Mark Anthony Jarman is one of Canada’s most original and compelling writers of short fiction. "My White Planet" is his latest collection of fourteen new stories, many of which have previously won or been short-listed for literary magazine awards.
Jarman’s use of language and metaphor is unique in the Canadian literary pantheon. With extraordinary linguistic energy, he pushes the boundaries of fiction and story-telling. Every sentence reverberates with subtle meaning and every reading of a Jarman story brings out ever deeper layers of complexity and nuance. Here is a protean writer who bends form and enters into worlds and people with panache and a verve that is breath-taking.
The range of his fiction is stunning: troops undertake a nightmarish march following Custer’s last stand; a father’s dogs tear apart his son and he is accused of cowardice and neglect; seven marooned men at a remote polar station save the life of a naked young woman; domestic squabbles and infidelity abound amidst west coast chainsaws and floatplanes; a dropout skateboarder falls off a railway bridge and drowns in the river; a city bus ride ends up crossing the entire country; a time traveler witnesses Louis Riel’s botched execution of Thomas Scott; a young woman removes her bra from under her shirt and her male friend is paralysed by possible meanings; an outsider plays old timer hockey in the wilds of New Brunswick; Victorian fashion is mixed up with the violent deaths of Custer, Louis Riel and Sitting Bull; a flight attendant is able to read passengers’ minds.
A master of literary conceit and a hewer of breakneck language, Mark Anthony Jarman defies categorization and offers us instead a narrative freshness that surprises and offers up a world of wonders.

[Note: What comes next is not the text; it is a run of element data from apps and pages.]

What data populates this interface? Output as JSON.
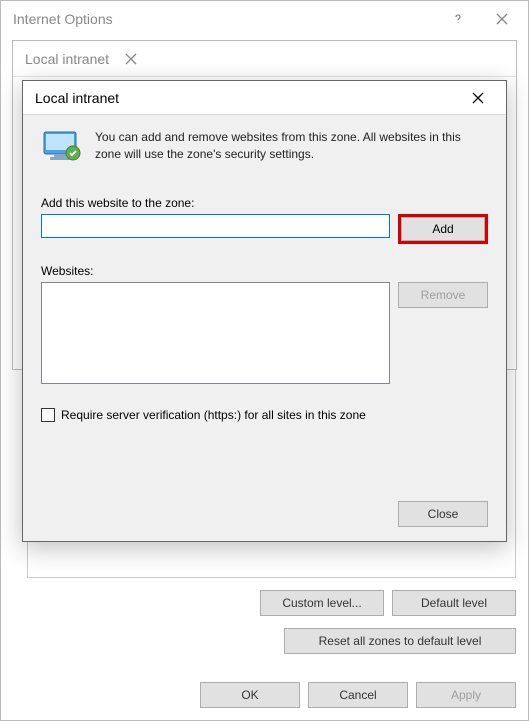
{
  "outer_window": {
    "title": "Internet Options",
    "buttons": {
      "custom_level": "Custom level...",
      "default_level": "Default level",
      "reset_all": "Reset all zones to default level",
      "ok": "OK",
      "cancel": "Cancel",
      "apply": "Apply"
    }
  },
  "mid_window": {
    "title": "Local intranet"
  },
  "top_window": {
    "title": "Local intranet",
    "info_text": "You can add and remove websites from this zone. All websites in this zone will use the zone's security settings.",
    "add_label": "Add this website to the zone:",
    "add_input_value": "",
    "add_button": "Add",
    "websites_label": "Websites:",
    "remove_button": "Remove",
    "checkbox_label": "Require server verification (https:) for all sites in this zone",
    "checkbox_checked": false,
    "close_button": "Close"
  }
}
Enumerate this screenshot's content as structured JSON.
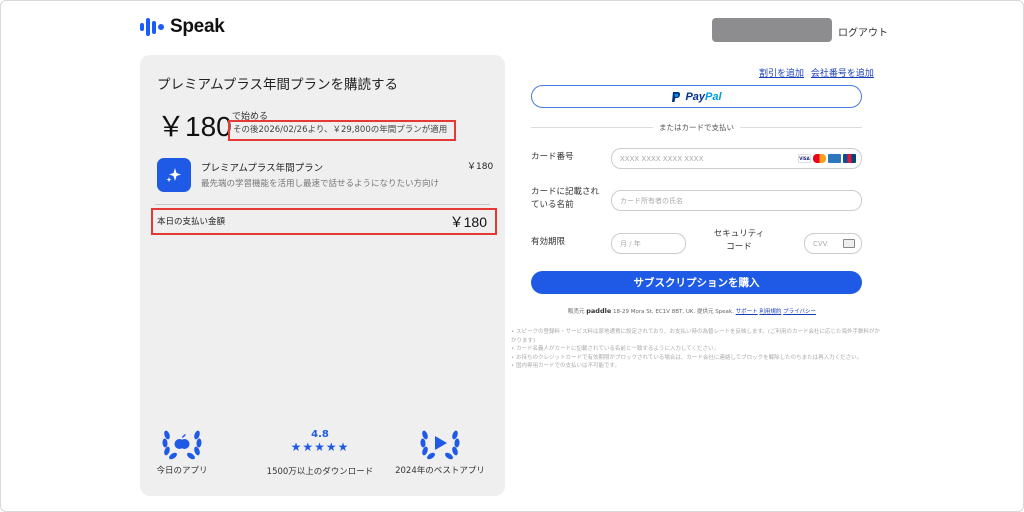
{
  "header": {
    "brand": "Speak",
    "logout": "ログアウト"
  },
  "summary": {
    "title": "プレミアムプラス年間プランを購読する",
    "price": "￥180",
    "start_label": "で始める",
    "after_note": "その後2026/02/26より、￥29,800の年間プランが適用",
    "plan_name": "プレミアムプラス年間プラン",
    "plan_desc": "最先端の学習機能を活用し最速で話せるようになりたい方向け",
    "plan_price": "￥180",
    "total_label": "本日の支払い金額",
    "total_amount": "￥180"
  },
  "badges": [
    {
      "icon": "apple-icon",
      "caption": "今日のアプリ"
    },
    {
      "rating": "4.8",
      "stars": "★★★★★",
      "caption": "1500万以上のダウンロード"
    },
    {
      "icon": "google-play-icon",
      "caption": "2024年のベストアプリ"
    }
  ],
  "checkout": {
    "discount_link": "割引を追加",
    "company_link": "会社番号を追加",
    "paypal_brand_1": "Pay",
    "paypal_brand_2": "Pal",
    "or_card": "またはカードで支払い",
    "card_number_label": "カード番号",
    "card_number_placeholder": "XXXX XXXX XXXX XXXX",
    "cardholder_label_1": "カードに記載され",
    "cardholder_label_2": "ている名前",
    "cardholder_placeholder": "カード所有者の氏名",
    "expiry_label": "有効期限",
    "expiry_placeholder": "月 / 年",
    "security_label_1": "セキュリティ",
    "security_label_2": "コード",
    "cvv_placeholder": "CVV",
    "subscribe_button": "サブスクリプションを購入"
  },
  "seller": {
    "prefix": "販売元",
    "paddle": "paddle",
    "address": "18-29 Mora St, EC1V 8BT, UK. 提供元 Speak.",
    "support": "サポート",
    "terms": "利用規約",
    "privacy": "プライバシー"
  },
  "notes": [
    "スピークの登録料・サービス料は原地通貨に設定されており、お支払い時の為替レートを反映します。(ご利用のカード会社に応じた海外手数料がかかります)",
    "カード名義人がカードに記載されている名前と一致するように入力してください。",
    "お持ちのクレジットカードで有効期限がブロックされている場合は、カード会社に連絡してブロックを解除したのちまたは再入力ください。",
    "国内専用カードでの支払いは不可能です。"
  ],
  "colors": {
    "accent": "#1f5ae6",
    "highlight": "#e53935",
    "panel": "#efefef"
  }
}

Mark Anthony Jarman is the author of 19 Knives, New Orleans Is Sinking, and the travel book Ireland’s Eye. He has been short-listed for the O. Henry Prize and Best American Essays, he won a Gold National Magazine Award in non-fiction, has twice won the Maclean-Hunter Endowment Award, and has been included in The Journey Prize Anthology and Best Canadian Stories. He teaches at the University of New Brunswick, where he is fiction editor of The Fiddlehead.